If your tower is 48 ft, then it should be an HDBX and the wind loading for the antenna should be higher than 6 sq ft. , more like 18 sq ft at 48 ft.. I have the HDBX and an A4S on it. Talk to AES in Milwaukee or Cleveland, one of them had or has and BX type tower and have several Beam antennas on it. I know the sq ft rating changes as the height changes.
de Rick wn2c
According to additional articles that I've read, I believe that you might be right. And, there's a review in eham that supports your post, also. However, when I look at an image of the HDBX tower, I'm not sure if mine is an HDBX tower since there appears to be more cross bracing on the HDBX than what my tower has - I was going to add an image of the bottom section to this post but I didn't see a way to do it. But, if mine is an HDBX, then it would save me a few thousand dollars. I bought my tower used but my trusted friend said that it's a BX tower.

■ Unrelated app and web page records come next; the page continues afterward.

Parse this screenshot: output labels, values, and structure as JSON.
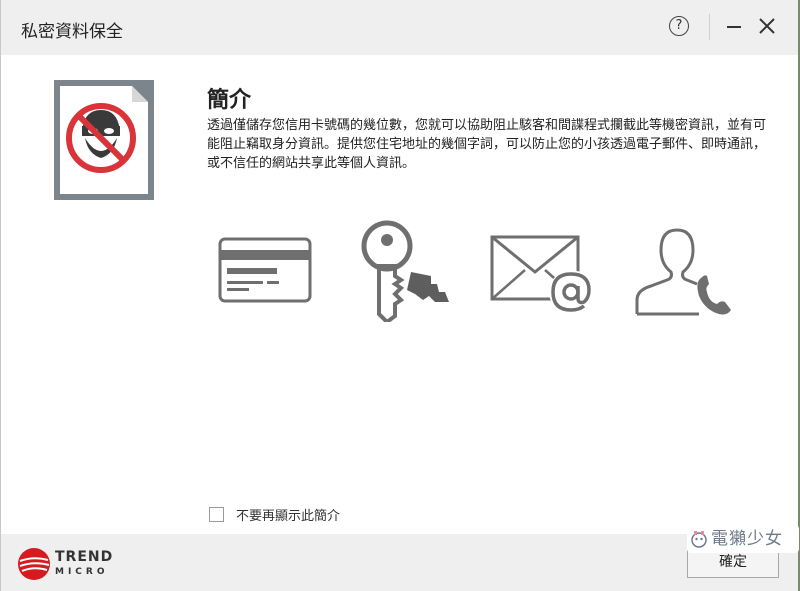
{
  "window": {
    "title": "私密資料保全",
    "help_symbol": "?"
  },
  "intro": {
    "heading": "簡介",
    "description": "透過僅儲存您信用卡號碼的幾位數，您就可以協助阻止駭客和間諜程式攔截此等機密資訊，並有可能阻止竊取身分資訊。提供您住宅地址的幾個字詞，可以防止您的小孩透過電子郵件、即時通訊，或不信任的網站共享此等個人資訊。"
  },
  "features": {
    "icons": [
      "credit-card-icon",
      "key-icon",
      "email-icon",
      "contact-phone-icon"
    ]
  },
  "dont_show_again": {
    "label": "不要再顯示此簡介",
    "checked": false
  },
  "footer": {
    "logo_line1": "TREND",
    "logo_line2": "MICRO",
    "ok_label": "確定"
  },
  "watermark": {
    "text": "電獺少女"
  },
  "colors": {
    "icon_gray": "#6f6f6f",
    "ban_red": "#d9343a",
    "brand_red": "#d71920",
    "titlebar_bg": "#efefef"
  }
}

UPDATE: According to criticaltowers.com, my tower is an HBX-56 but I'm not using the top section. So, essentially I have an HBX-48. According to another source, my tower is actually an HDBX-48 since I'm not using the top section and since the bottom section is #8.
Anyway, this is probably moot since Rohn recommends that the boom length be less than 10 feet for all models even though there is no engineering data for booms greater than 10 feet. But, since I haven't had any problems or evidence of any impending problems I have to assume that Rohn is just being conservative.
But, I'm considering a 25G tower anyway.